Operational (tactical) and strategic mathematical models are used in the optimization decision process to determine more efficient and effective ways to control and manage a system or process. Mathematical models are routinely used in natural sciences (physics, biology), engineering (artificial intelligence, computer science) and social science (economics, political science). However, the lack of agreement between theoretical (mathematical) models and experimental measurement in any discipline often leads to important advances since better theories are developed. Optimization helps create better theories and improves systems/processes in many disciplines. The biggest challenge is to engage the designer, collect the appropriate data and determine the appropriate model (linear vs. nonlinear, deterministic vs. probabilistic, static vs. dynamic or discrete vs. continuous).
Applying algebra in engineering and computer science has a number of advantages and can help solve a great host of problems, from helping Netflix give you better recommendations for what to watch tonight to keeping an airplane in the air. Expanding the use of algebra is a relatively new movement with promising implications. Read the […]
Connect to this wiki page as a companion for the synthesis lecture Optimization and Mathematical Modeling in Computer Architecture, which explores using Mixed Integer Linear Programming (MILP) to solve challenging problems in the field. The book gives in depth case studies of four optimization problems in computer architecture. This companion page provides a brief overview and […]
Making optimal use of scarce resources is the central theme of economics; constrained optimization lies at the heart of many economic applications. Roger Myerson (Game Theory: Analysis of Conflict, Harvard University Press, 1991) defines game theory as “the study of mathematical models of conflict and cooperation between intelligent rational decision-makers”. Optimization theory plays an important […]
Mixed-integer quadratic programming (MIQP) is the simplest yet arguably the most important class of mixed-integer nonlinear programming (MINLP) that contains two major sources of difficulties: discrete decision variables and nonlinearity in the objective function. Not only many important applications can be naturally modeled as MIQPs, but a variety of more general MINLPs can be reformulated […]
The PATH solver for mixed complementarity problems (MCPs) was introduced in 1995 and has since become the standard against which new MCP solvers are compared. License The version that is downloadable from here (i.e. the file pathlib.zip in this directory) is free, but is limited to problems with no more than 300 variables and 2,000 […]
Research in nonconvex nonlinear programming (NLP) and mixed-integer nonlinear programming (MINLP) has witnessed a significant growth at the theoretical, algorithmic and software levels over the last few years. While these new classes of algorithms have already had a remarkable impact across science, engineering, and economics, there exist a variety of important applications that these methods […]
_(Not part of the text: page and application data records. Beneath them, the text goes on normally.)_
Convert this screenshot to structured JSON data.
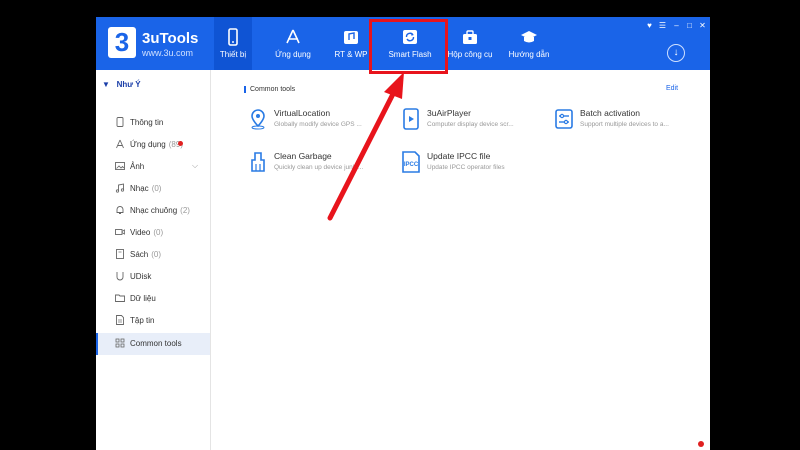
{
  "app": {
    "name": "3uTools",
    "url": "www.3u.com",
    "logo_char": "3"
  },
  "tabs": [
    {
      "label": "Thiết bị",
      "icon": "phone-icon",
      "active": true
    },
    {
      "label": "Ứng dụng",
      "icon": "app-store-icon"
    },
    {
      "label": "RT & WP",
      "icon": "ringtone-wallpaper-icon"
    },
    {
      "label": "Smart Flash",
      "icon": "refresh-icon"
    },
    {
      "label": "Hộp công cụ",
      "icon": "toolbox-icon"
    },
    {
      "label": "Hướng dẫn",
      "icon": "graduation-cap-icon"
    }
  ],
  "device_name": "Như Ý",
  "sidebar": [
    {
      "label": "Thông tin",
      "icon": "phone-icon"
    },
    {
      "label": "Ứng dụng",
      "count": "(89)",
      "icon": "app-icon",
      "badge": true
    },
    {
      "label": "Ảnh",
      "icon": "photo-icon",
      "expandable": true
    },
    {
      "label": "Nhạc",
      "count": "(0)",
      "icon": "music-icon"
    },
    {
      "label": "Nhạc chuông",
      "count": "(2)",
      "icon": "bell-icon"
    },
    {
      "label": "Video",
      "count": "(0)",
      "icon": "video-icon"
    },
    {
      "label": "Sách",
      "count": "(0)",
      "icon": "book-icon"
    },
    {
      "label": "UDisk",
      "icon": "udisk-icon"
    },
    {
      "label": "Dữ liệu",
      "icon": "folder-icon"
    },
    {
      "label": "Tập tin",
      "icon": "file-icon"
    },
    {
      "label": "Common tools",
      "icon": "grid-icon",
      "active": true
    }
  ],
  "main": {
    "section_title": "Common tools",
    "edit_label": "Edit",
    "tools": [
      {
        "name": "VirtualLocation",
        "desc": "Globally modify device GPS ...",
        "icon": "location-pin-icon"
      },
      {
        "name": "3uAirPlayer",
        "desc": "Computer display device scr...",
        "icon": "airplayer-icon"
      },
      {
        "name": "Batch activation",
        "desc": "Support multiple devices to a...",
        "icon": "batch-activation-icon"
      },
      {
        "name": "Clean Garbage",
        "desc": "Quickly clean up device junk ...",
        "icon": "broom-icon"
      },
      {
        "name": "Update IPCC file",
        "desc": "Update IPCC operator files",
        "icon": "ipcc-file-icon",
        "icon_text": "IPCC"
      }
    ]
  },
  "colors": {
    "accent": "#1a64e8",
    "highlight": "#e8141c"
  }
}
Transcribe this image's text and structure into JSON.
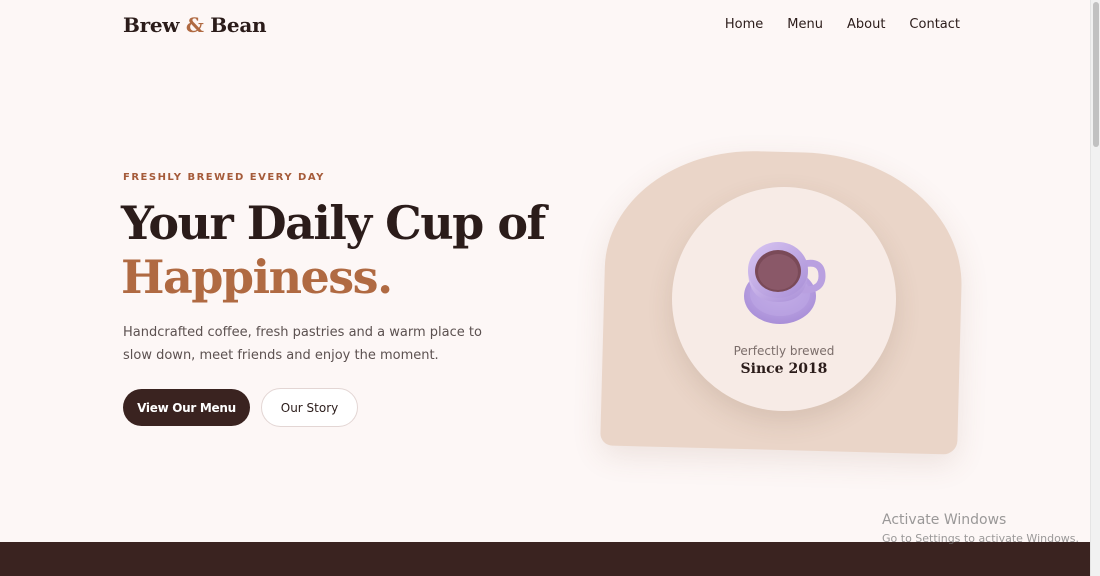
{
  "brand": {
    "name_part1": "Brew",
    "amp": "&",
    "name_part2": "Bean"
  },
  "nav": [
    {
      "label": "Home"
    },
    {
      "label": "Menu"
    },
    {
      "label": "About"
    },
    {
      "label": "Contact"
    }
  ],
  "hero": {
    "eyebrow": "FRESHLY BREWED EVERY DAY",
    "headline_line1": "Your Daily Cup of",
    "headline_line2": "Happiness.",
    "description": "Handcrafted coffee, fresh pastries and a warm place to slow down, meet friends and enjoy the moment.",
    "primary_button": "View Our Menu",
    "secondary_button": "Our Story"
  },
  "feature_card": {
    "caption": "Perfectly brewed",
    "since": "Since 2018",
    "icon": "coffee-cup-icon"
  },
  "windows_watermark": {
    "line1": "Activate Windows",
    "line2": "Go to Settings to activate Windows."
  },
  "colors": {
    "accent": "#b06a42",
    "dark": "#3a2320",
    "background": "#fdf7f6",
    "card": "#ead5c8",
    "plate": "#f7ebe6"
  }
}
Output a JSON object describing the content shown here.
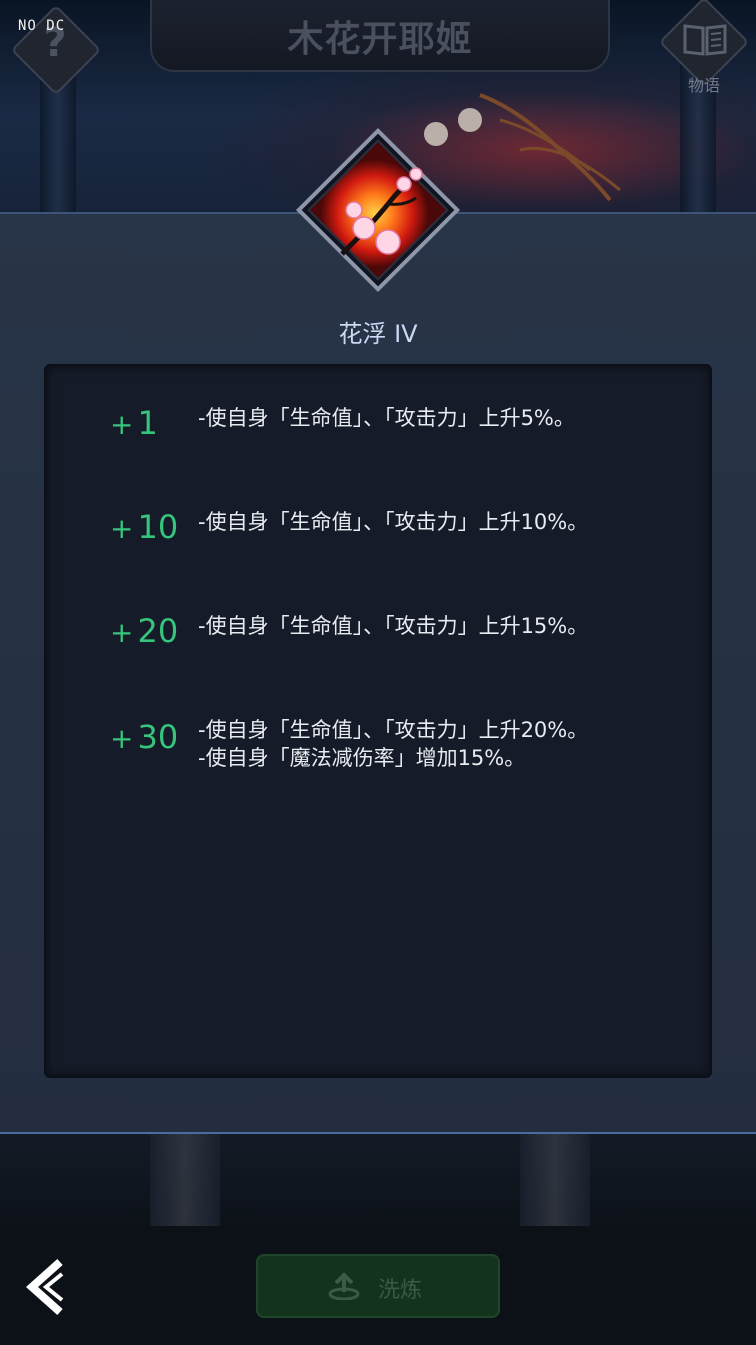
{
  "overlay_tag": "NO DC",
  "header": {
    "title": "木花开耶姬",
    "help_glyph": "?",
    "story_label": "物语"
  },
  "skill": {
    "name": "花浮 IV",
    "icon": "cherry-blossom-flame-icon"
  },
  "bonuses": [
    {
      "level": "1",
      "lines": [
        "-使自身「生命值」、「攻击力」上升5%。"
      ]
    },
    {
      "level": "10",
      "lines": [
        "-使自身「生命值」、「攻击力」上升10%。"
      ]
    },
    {
      "level": "20",
      "lines": [
        "-使自身「生命值」、「攻击力」上升15%。"
      ]
    },
    {
      "level": "30",
      "lines": [
        "-使自身「生命值」、「攻击力」上升20%。",
        "-使自身「魔法减伤率」增加15%。"
      ]
    }
  ],
  "footer": {
    "refine_label": "洗炼",
    "back_icon": "back-arrow-icon"
  },
  "colors": {
    "accent_green": "#37c47b",
    "skill_name": "#cdd8f5"
  }
}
Supply Chain Management became a popular term in the mid-1990s but, even today, no clear definition of the term has emerged. Instead, for most academics and practitioners, supply chain management is a broad term that covers many functions, including but not limited to manufacturing, warehousing, and transportation, as well as supplier relationship management, inventory management, […]